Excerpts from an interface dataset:
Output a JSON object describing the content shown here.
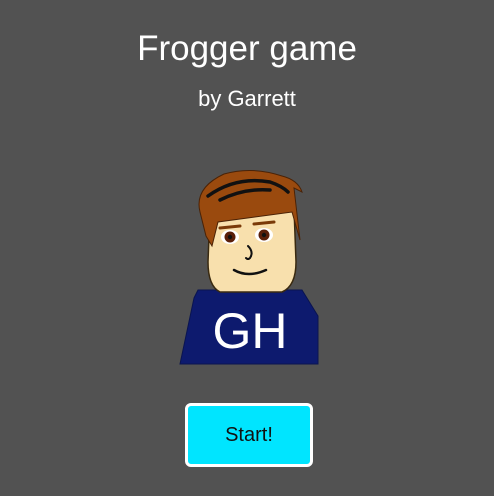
{
  "title": "Frogger game",
  "subtitle": "by Garrett",
  "avatar": {
    "shirt_initials": "GH",
    "colors": {
      "hair": "#9a4a0e",
      "skin": "#f8e0ad",
      "shirt": "#0d1a6e",
      "eyes": "#5a1f0a"
    }
  },
  "start_button": {
    "label": "Start!",
    "background": "#00e5ff"
  },
  "colors": {
    "background": "#525252",
    "text": "#ffffff"
  }
}
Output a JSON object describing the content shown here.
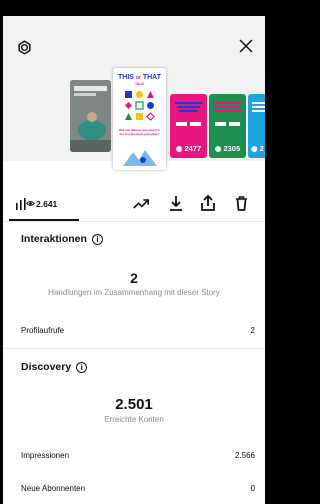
{
  "header": {
    "settings_icon": "settings-icon",
    "close_icon": "close-icon"
  },
  "stories": [
    {
      "kind": "photo",
      "views": ""
    },
    {
      "kind": "this-or-that",
      "title_this": "THIS",
      "title_or": "or",
      "title_that": "THAT",
      "subtitle": "TALK",
      "text": "Wie viel Männer-Innenwelt in der Gesellschaft vertretbar?"
    },
    {
      "kind": "color",
      "color": "#e8177f",
      "views": "2477"
    },
    {
      "kind": "color",
      "color": "#1d8f4f",
      "views": "2305"
    },
    {
      "kind": "color",
      "color": "#1ba5e0",
      "views": "2"
    }
  ],
  "toolbar": {
    "views": "2.641",
    "chart_icon": "bar-chart-icon",
    "eye_icon": "eye-icon",
    "trend_icon": "trending-icon",
    "download_icon": "download-icon",
    "share_icon": "share-icon",
    "delete_icon": "trash-icon"
  },
  "interactions": {
    "title": "Interaktionen",
    "count": "2",
    "caption": "Handlungen im Zusammenhang mit dieser Story",
    "rows": [
      {
        "label": "Profilaufrufe",
        "value": "2"
      }
    ]
  },
  "discovery": {
    "title": "Discovery",
    "count": "2.501",
    "caption": "Erreichte Konten",
    "rows": [
      {
        "label": "Impressionen",
        "value": "2.566"
      },
      {
        "label": "Neue Abonnenten",
        "value": "0"
      }
    ]
  }
}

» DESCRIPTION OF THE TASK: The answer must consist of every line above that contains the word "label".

» WRITTEN ANSWER:
    "label": "Start!",
        "label": "Profilaufrufe",
        "label": "Impressionen",
        "label": "Neue Abonnenten",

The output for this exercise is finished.